Sept. 16-27

Chanticleer’s concerts often take on wide swaths of musical history, and the ensemble’s opening concert of its 2010/2011 season, “Out of This World!” is no exception. The celestial-themed program, presented Sept. 17-26 throughout the Bay Area, gathers together a far-flung repertory drawn from the Italian Renaissance, German Romantic, and American modern eras.

Floating among the stelle and Sterne are two premieres — Mason Bates’ Observer in the Magellanic Cloud and Erika Lloyd’s Cells Planets — that offer a special breed of eclecticism. Bates, a Berkeley composer of classical/electronic music, as well as a disc jockey, infuses into his piece images of clouds, satellites, and the voices of ancient Maoris, an indigenous Polynesian population of New Zealand. Lloyd’s piece, meanwhile, draws on the sounds of her indie band, Little Grey Girlfriend, for a distinctive choral/rock fusion.

Not surprisingly, Bates’ piece makes some unusual demands on Chanticleer’s dozen male singers. An entry on the group’s blog notes, “A lot of discussion was had about the right sound for the satellite’s beeps — finding a vowel for it that isn’t like a Maori vowel or a regular a e i o u vowel.” Trial and error was evidently part of the work process; the blog continues, “Adam [Ward, an alto] came up with one which we thought sounded more like a submarine than a satellite. We’ll be experimenting for a while.”

Chanticleer has a solid working relationship with Bates, having recently recorded excerpts from his Sirens (which Bates composed for the group in 2008) and programming another piece later in the year. This familiarity has bred content, as observed in another blog entry: “[Bates] really enjoyed writing for us — this time knowing exactly how everybody sounds … and being able to write music in 12 parts knowing that we will sort it out and make a fabulous texture of it. We hope we do.”

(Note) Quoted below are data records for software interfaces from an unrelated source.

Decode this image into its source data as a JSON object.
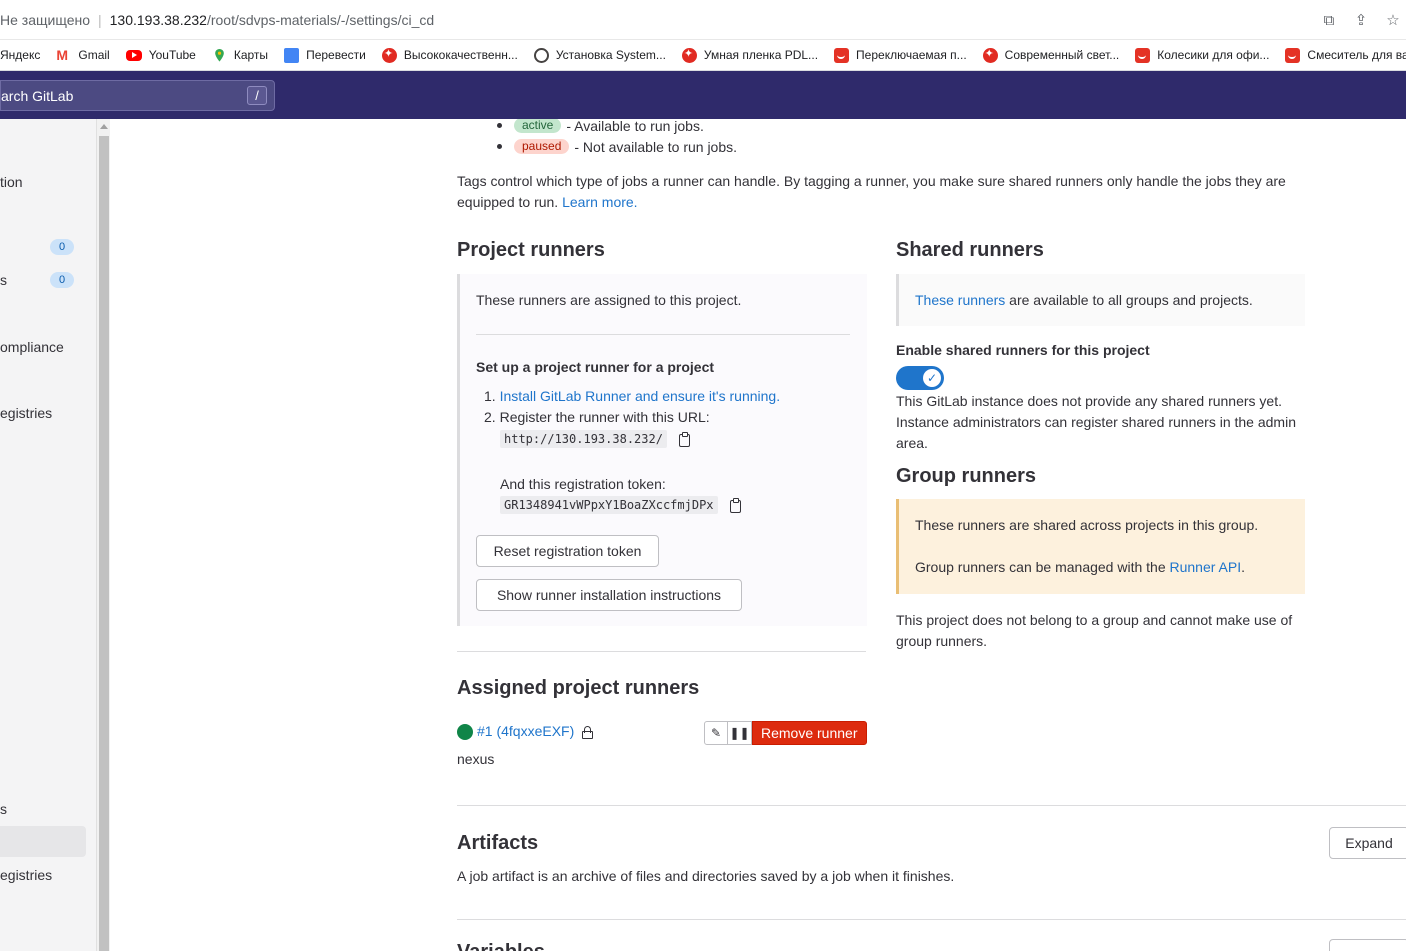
{
  "browser": {
    "secure_label": "Не защищено",
    "url_host": "130.193.38.232",
    "url_path": "/root/sdvps-materials/-/settings/ci_cd",
    "bookmarks": [
      {
        "label": "Яндекс",
        "icon": "yandex-icon"
      },
      {
        "label": "Gmail",
        "icon": "gmail-icon"
      },
      {
        "label": "YouTube",
        "icon": "youtube-icon"
      },
      {
        "label": "Карты",
        "icon": "maps-icon"
      },
      {
        "label": "Перевести",
        "icon": "translate-icon"
      },
      {
        "label": "Высококачественн...",
        "icon": "aliexpress-star-icon"
      },
      {
        "label": "Установка System...",
        "icon": "wordpress-icon"
      },
      {
        "label": "Умная пленка PDL...",
        "icon": "aliexpress-star-icon"
      },
      {
        "label": "Переключаемая п...",
        "icon": "aliexpress-bag-icon"
      },
      {
        "label": "Современный свет...",
        "icon": "aliexpress-star-icon"
      },
      {
        "label": "Колесики для офи...",
        "icon": "aliexpress-bag-icon"
      },
      {
        "label": "Смеситель для ва",
        "icon": "aliexpress-bag-icon"
      }
    ]
  },
  "header": {
    "search_placeholder": "arch GitLab",
    "search_shortcut": "/"
  },
  "sidebar": {
    "items": [
      {
        "label": "tion"
      },
      {
        "label": "",
        "count": "0"
      },
      {
        "label": "s",
        "count": "0"
      },
      {
        "label": "ompliance"
      },
      {
        "label": "egistries"
      },
      {
        "label": "s"
      },
      {
        "label": ""
      },
      {
        "label": "egistries"
      }
    ]
  },
  "main": {
    "statuses": [
      {
        "badge": "active",
        "text": "- Available to run jobs."
      },
      {
        "badge": "paused",
        "text": "- Not available to run jobs."
      }
    ],
    "tags_text": "Tags control which type of jobs a runner can handle. By tagging a runner, you make sure shared runners only handle the jobs they are equipped to run.",
    "learn_more": "Learn more.",
    "project_runners": {
      "title": "Project runners",
      "assigned_text": "These runners are assigned to this project.",
      "setup_title": "Set up a project runner for a project",
      "step1_link": "Install GitLab Runner and ensure it's running.",
      "step2_text": "Register the runner with this URL:",
      "url": "http://130.193.38.232/",
      "token_label": "And this registration token:",
      "token": "GR1348941vWPpxY1BoaZXccfmjDPx",
      "reset_button": "Reset registration token",
      "instructions_button": "Show runner installation instructions"
    },
    "shared_runners": {
      "title": "Shared runners",
      "link": "These runners",
      "text": "are available to all groups and projects.",
      "enable_label": "Enable shared runners for this project",
      "enabled": true,
      "note": "This GitLab instance does not provide any shared runners yet. Instance administrators can register shared runners in the admin area."
    },
    "group_runners": {
      "title": "Group runners",
      "shared_text": "These runners are shared across projects in this group.",
      "managed_text": "Group runners can be managed with the",
      "api_link": "Runner API",
      "note": "This project does not belong to a group and cannot make use of group runners."
    },
    "assigned": {
      "title": "Assigned project runners",
      "runner_link": "#1 (4fqxxeEXF)",
      "runner_desc": "nexus",
      "remove_button": "Remove runner"
    },
    "artifacts": {
      "title": "Artifacts",
      "text": "A job artifact is an archive of files and directories saved by a job when it finishes.",
      "expand_button": "Expand"
    },
    "next_section_title": "Variables"
  },
  "colors": {
    "header_bg": "#2f2a6b",
    "link": "#1f75cb",
    "danger": "#dd2b0e",
    "online": "#108548"
  }
}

Lloyd’s piece blends indie cred with her classical chops, which include a bachelor’s degree in early music vocal performance from Indiana University. “I think because of that, there was an aesthetic to begin with that had the recognizable potential for a more complex, choral version,” she says of the original rock song. As for the choral arrangement, by Vince Peterson, founder and director of Choral Chameleon, she enthuses, “He knows Little Grey Girlfriend’s music by heart and I bet had some of these musical ideas in his head even before the prospect of arranging it for Chanticleer came along. … He added a lot of movement and texture, built on some of the chords, and added a dash of his signature cross-genre style.”

Lloyd’s own career resonates with Chanticleer’s all-encompassing aesthetic. “As a freelance musician, I have to be as versatile as possible to get by, but I really think it’s all one and the same, anyway,” she says. “Modern technology has made hundreds of years of music instantly accessible. Because this new generation of songwriters and performers has such a huge range of global influences, they are naturally incorporating it into cross-genre work. I like being a part of that. Especially in regards to an instrument as old as the human voice, not much has changed. We’re certainly singing for the same reasons and about the same emotions. The Pixies really aren’t that far off from 11th-century troubadours.”

Joseph Sargent holds a Ph.D. in musicology from Stanford University and teaches at the University of San Francisco.